Better to sell or weather the financial storm?
Things haven't been easy at Jaguar Land Rover over the past several months. A swelling of factors has led to severe financial losses at a time when the luxury market is more competitive than ever. An economic slowdown in China and uncertainty over Brexit could not have come at a worse time. In response, JLR has initiated a $3.2 billion savings program and eliminated thousands of jobs. At this point, you have to ask whether JLR is worth keeping for its owner, Tata Motors. The Indian-based automaker had a huge financial success not long after it bought JLR from Ford in 2008.
Within just a few years, sales dramatically increased thanks to the Jaguar F-Pace and Land Rover Range Rover Evoque. China and Russia, in particular, played a significant role in the sales boom. But that's all over, at least for now. Bloomberg reports that, despite everything, Tata has no plans to sell JLR. "We're not going to sell," said Natarajan Chandrasekaran, chairman of Tata Sons Ltd., the holding company that includes Tata Motors.
"Auto is a core business for us. From revenue terms, auto is our largest company." Tata's problem, however, is that it requires cash to operate a major automaker and, unfortunately, it's having some cash flow problems. One recent rumor claimed BMW, which has plenty of cash on hand, was potentially interested in purchasing JLR, but Tata quickly denied this. It even ruled out selling a stake.

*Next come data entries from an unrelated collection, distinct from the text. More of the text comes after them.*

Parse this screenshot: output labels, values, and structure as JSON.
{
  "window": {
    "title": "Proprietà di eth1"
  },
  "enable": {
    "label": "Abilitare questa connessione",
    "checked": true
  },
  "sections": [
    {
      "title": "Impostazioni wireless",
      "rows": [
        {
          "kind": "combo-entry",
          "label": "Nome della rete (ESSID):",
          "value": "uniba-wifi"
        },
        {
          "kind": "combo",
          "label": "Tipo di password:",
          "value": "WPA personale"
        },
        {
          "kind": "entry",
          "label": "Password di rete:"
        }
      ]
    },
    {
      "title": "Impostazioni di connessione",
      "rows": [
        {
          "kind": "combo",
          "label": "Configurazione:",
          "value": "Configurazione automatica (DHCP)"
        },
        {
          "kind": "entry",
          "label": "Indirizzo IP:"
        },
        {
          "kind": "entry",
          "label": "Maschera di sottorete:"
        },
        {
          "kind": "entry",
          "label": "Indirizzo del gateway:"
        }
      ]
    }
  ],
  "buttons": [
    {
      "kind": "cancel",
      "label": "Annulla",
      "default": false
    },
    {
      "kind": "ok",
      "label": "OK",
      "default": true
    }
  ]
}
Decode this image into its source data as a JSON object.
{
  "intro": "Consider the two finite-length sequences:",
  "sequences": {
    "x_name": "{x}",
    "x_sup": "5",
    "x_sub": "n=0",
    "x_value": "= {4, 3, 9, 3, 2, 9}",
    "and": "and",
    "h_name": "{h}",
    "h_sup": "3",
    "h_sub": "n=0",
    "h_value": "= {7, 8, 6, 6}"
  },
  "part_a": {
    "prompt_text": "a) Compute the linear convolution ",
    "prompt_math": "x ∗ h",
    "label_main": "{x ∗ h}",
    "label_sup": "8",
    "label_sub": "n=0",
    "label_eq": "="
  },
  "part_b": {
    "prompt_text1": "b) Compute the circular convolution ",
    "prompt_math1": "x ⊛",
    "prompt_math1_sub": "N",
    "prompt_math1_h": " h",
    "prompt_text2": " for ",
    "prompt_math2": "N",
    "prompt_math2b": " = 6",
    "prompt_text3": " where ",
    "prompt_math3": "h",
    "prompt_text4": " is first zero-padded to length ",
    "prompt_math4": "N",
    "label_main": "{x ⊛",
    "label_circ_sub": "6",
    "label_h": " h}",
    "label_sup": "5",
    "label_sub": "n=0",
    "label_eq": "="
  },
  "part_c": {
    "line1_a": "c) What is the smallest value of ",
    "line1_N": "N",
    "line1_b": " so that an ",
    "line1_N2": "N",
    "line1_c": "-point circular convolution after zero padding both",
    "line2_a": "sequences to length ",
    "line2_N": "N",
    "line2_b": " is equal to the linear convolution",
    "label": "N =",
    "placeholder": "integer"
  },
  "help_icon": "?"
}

Tata remains open to partnerships but has no interest in deals where "we just sell a stake and we have no say." While JLR's capital expenditure has outpaced operating cash flow for the past two years, Chandrasekaran says his goal is to reverse that by 2021.
But why would BMW even be interested in JLR in the first place? Because the two automakers already have a growing partnership from engines and electric vehicle development. An expanded relationship could enable two things: additional technology development savings for BMW and a financial lifeline for Jaguar. But as Chandrasekaran made crystal clear, he has no intention to sell the automaker, let alone any of its shares. Only time will tell whether his strategy is correct.